▶ [What is required]: Please give again every entry exactly as it appears, setting aside the pictures.

======

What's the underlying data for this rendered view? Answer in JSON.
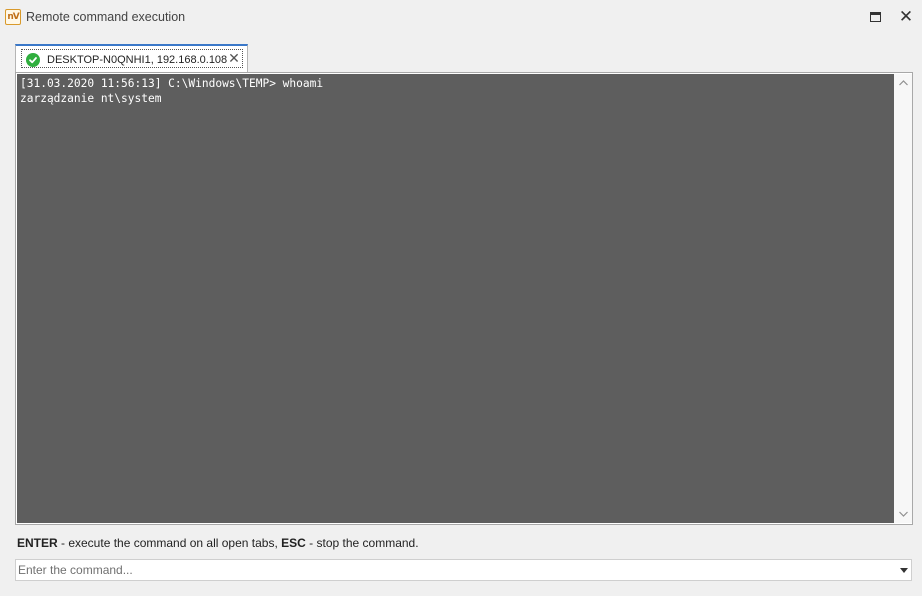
{
  "window": {
    "app_icon_text": "nV",
    "title": "Remote command execution"
  },
  "tabs": [
    {
      "label": "DESKTOP-N0QNHI1, 192.168.0.108",
      "status": "connected",
      "status_icon": "check-circle-icon",
      "close_glyph": "✕"
    }
  ],
  "terminal": {
    "lines": [
      "[31.03.2020 11:56:13] C:\\Windows\\TEMP> whoami",
      "zarządzanie nt\\system"
    ]
  },
  "hint": {
    "key1": "ENTER",
    "text1": " - execute the command on all open tabs, ",
    "key2": "ESC",
    "text2": " - stop the command."
  },
  "command": {
    "placeholder": "Enter the command...",
    "value": ""
  },
  "colors": {
    "terminal_bg": "#5e5e5e",
    "terminal_fg": "#ffffff",
    "tab_accent": "#3a78c9",
    "status_ok": "#2fae3e"
  }
}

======

▶ [Your solution]:
What's the underlying data for this rendered view? Answer in JSON.
{
  "window": {
    "app_icon_text": "nV",
    "title": "Remote command execution"
  },
  "tabs": [
    {
      "label": "DESKTOP-N0QNHI1, 192.168.0.108",
      "status": "connected",
      "status_icon": "check-circle-icon",
      "close_glyph": "✕"
    }
  ],
  "terminal": {
    "lines": [
      "[31.03.2020 11:56:13] C:\\Windows\\TEMP> whoami",
      "zarządzanie nt\\system"
    ]
  },
  "hint": {
    "key1": "ENTER",
    "text1": " - execute the command on all open tabs, ",
    "key2": "ESC",
    "text2": " - stop the command."
  },
  "command": {
    "placeholder": "Enter the command...",
    "value": ""
  },
  "colors": {
    "terminal_bg": "#5e5e5e",
    "terminal_fg": "#ffffff",
    "tab_accent": "#3a78c9",
    "status_ok": "#2fae3e"
  }
}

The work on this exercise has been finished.